Lastly is something that doesn't really fall under any specific category. There have always been rumors that PCSX2's code is completely awful/bad/broken/insert your favorite negative adjective here. Personally we disagree, but if you think so PCSX2 is open source so feel free to help us improve it.
That said recently Gregory decided to run some analyses on the code to improve the situation. This isn't something we haven't done before but it's a good opportunity to highlight it. Currently PCSX2 can be compiled with 4 compilers: Visual Studio, ICC, GCC and Clang and each compiler has it's own set of warnings.
As a Linux developer Gregory mostly works with GCC. At this point only 14 warnings remain in that compiler while the situation with Visual Studio is good too. Clang reports a lot of warnings (570) but please note that only 51 of them are worth investigating. ICC doesn't report any unique warnings that the other compilers don't reveal.
PCSX2 was also profiled with several external tools like Coverity. PCSX2 is a very old project which contains old code so it doesn't use a lot of new hyped language features to solve limitations that we don't have in the first place. However there is always room for improvement. By analyzing and profiling the code with these tools and addressing the issues found we can greatly improve the overall robustness of the program.
If you want some in depth information regarding the results of the profiling and the steps we are taking to improve the situation then please look forward to a blog post on the subject that will be coming soon!
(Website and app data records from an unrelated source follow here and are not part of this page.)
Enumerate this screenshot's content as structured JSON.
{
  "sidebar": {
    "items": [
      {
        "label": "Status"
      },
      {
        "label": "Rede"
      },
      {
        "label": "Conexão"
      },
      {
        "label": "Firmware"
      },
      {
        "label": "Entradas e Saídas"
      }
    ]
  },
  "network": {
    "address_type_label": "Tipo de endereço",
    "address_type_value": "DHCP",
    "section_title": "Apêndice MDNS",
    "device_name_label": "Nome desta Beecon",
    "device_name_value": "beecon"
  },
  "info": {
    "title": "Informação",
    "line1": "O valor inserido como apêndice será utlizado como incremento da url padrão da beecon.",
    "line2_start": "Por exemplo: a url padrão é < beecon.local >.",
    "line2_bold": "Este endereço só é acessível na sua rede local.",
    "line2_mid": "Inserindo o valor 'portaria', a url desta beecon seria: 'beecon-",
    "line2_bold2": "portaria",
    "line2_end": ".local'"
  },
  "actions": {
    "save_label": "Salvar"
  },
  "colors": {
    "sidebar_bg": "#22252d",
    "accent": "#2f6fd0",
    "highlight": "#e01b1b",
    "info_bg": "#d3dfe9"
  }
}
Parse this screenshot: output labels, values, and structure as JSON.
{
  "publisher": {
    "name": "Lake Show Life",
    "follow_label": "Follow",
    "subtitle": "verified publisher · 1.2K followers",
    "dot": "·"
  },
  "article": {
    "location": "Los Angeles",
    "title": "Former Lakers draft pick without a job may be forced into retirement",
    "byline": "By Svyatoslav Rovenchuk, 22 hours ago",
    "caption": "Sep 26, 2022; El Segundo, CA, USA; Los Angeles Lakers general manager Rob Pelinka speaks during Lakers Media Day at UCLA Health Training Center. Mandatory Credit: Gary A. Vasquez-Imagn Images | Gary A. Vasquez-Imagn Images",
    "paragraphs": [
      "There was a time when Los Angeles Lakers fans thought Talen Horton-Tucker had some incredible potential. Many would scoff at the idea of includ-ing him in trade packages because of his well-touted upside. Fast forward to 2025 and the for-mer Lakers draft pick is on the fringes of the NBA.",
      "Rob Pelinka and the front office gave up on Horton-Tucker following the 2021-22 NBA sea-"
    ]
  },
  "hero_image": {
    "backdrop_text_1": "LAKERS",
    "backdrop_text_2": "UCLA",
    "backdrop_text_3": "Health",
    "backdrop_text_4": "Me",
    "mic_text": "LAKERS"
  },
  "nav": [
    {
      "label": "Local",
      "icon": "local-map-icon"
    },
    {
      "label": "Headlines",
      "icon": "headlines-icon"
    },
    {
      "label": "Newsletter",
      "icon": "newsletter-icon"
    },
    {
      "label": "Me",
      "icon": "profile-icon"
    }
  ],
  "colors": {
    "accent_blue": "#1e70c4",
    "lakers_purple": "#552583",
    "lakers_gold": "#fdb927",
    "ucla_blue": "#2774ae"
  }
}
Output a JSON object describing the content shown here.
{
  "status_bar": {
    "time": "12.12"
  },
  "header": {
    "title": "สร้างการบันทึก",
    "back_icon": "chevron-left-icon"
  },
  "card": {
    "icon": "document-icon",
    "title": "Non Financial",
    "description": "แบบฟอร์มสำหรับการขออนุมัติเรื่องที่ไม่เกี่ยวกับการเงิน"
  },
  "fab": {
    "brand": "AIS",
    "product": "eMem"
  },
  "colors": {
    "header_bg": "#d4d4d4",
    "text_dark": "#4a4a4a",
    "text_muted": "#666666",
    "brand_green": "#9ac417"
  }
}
That's all of the notable changes for Q3!
Please look forward to our next progress report. We might have something special for you...